Gone Studios looks like a massive backyard shed. There are people making jewellery. Paintings hang on the walls that are worthy of New York galleries. The vibe is excellent. A perfect sanctuary for the artists of this hill city who would’ve been aimless without it. The set begins with technical problems. The crowd seems a little bored. I run across the street and buy a six-pack of Pabst for the band.
When I get back they play their single “Dead All The Time”. A song about a brother going to war. Lines like, “it was Sunday school that taught us, that pride would be our death”, grab the crowds attention.
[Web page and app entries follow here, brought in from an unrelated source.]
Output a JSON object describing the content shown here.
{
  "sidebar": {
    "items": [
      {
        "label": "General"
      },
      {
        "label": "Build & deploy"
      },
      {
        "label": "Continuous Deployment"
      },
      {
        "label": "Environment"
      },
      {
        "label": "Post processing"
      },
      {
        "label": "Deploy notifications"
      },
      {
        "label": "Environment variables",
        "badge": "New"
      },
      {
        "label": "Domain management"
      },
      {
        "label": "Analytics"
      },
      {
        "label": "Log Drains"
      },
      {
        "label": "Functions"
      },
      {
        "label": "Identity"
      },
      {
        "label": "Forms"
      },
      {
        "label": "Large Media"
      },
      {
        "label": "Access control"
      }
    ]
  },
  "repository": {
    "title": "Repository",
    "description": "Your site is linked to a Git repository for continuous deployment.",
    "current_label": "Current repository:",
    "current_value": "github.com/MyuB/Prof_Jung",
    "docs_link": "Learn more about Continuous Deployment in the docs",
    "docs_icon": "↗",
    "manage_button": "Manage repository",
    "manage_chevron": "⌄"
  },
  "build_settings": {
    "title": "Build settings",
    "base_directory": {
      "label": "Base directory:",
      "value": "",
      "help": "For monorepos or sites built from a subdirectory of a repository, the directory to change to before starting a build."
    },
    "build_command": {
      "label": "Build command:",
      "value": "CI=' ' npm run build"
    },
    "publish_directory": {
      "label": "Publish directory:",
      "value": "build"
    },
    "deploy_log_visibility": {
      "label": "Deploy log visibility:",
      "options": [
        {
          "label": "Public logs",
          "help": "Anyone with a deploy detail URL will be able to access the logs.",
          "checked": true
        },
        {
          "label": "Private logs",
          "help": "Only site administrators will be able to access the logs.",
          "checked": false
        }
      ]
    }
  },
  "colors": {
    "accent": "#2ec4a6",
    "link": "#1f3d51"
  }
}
This is a common story for these parts. And when the foot-stomping a cappella breakdown comes on the entire crowd is singing, “We’re not dead all the time!”. A saxophone hook rings out the final song and the crowd is dancing. The first show of tour has been a success.
We load out and drink more. Sam finds a couple outside smoking a bowl. The girl is very pregnant. She convinces us that smoking while pregnant is healthy. Thom says it must be healthier than eating meat. Someone who owns a food collective offers him a job on his farm next Spring. He and Thom exchange numbers. We’re offered couches and beds at the venue. We’re offered showers and beds by others. A girl and her mother, I think, are trying to get me home with them for other matters, but I’m wasted and Pat says, “I’ve made a lot of mistakes drinking, but this would be the worse than all of them”, so, I don’t go home with them.
We pull out of Staunton around midnight. I’m stuck in the follow car for the drive to Knoxville. The two most marginally sober people have taken the driving shifts. It’s a six hour shot straddling the border of four states, I don’t think we’ll make it alive but I’m too drunk to care. The next show is 9am at the Blue Plate Special in Knoxville, TN. Morale is still at an all time high, but not for long.
This is the last time any of us will sleep for almost five days.
Silent Old Mountains’ debut record Velvet Raccoon can be streamed on Spotify. Additional information can be found on their Facebook page.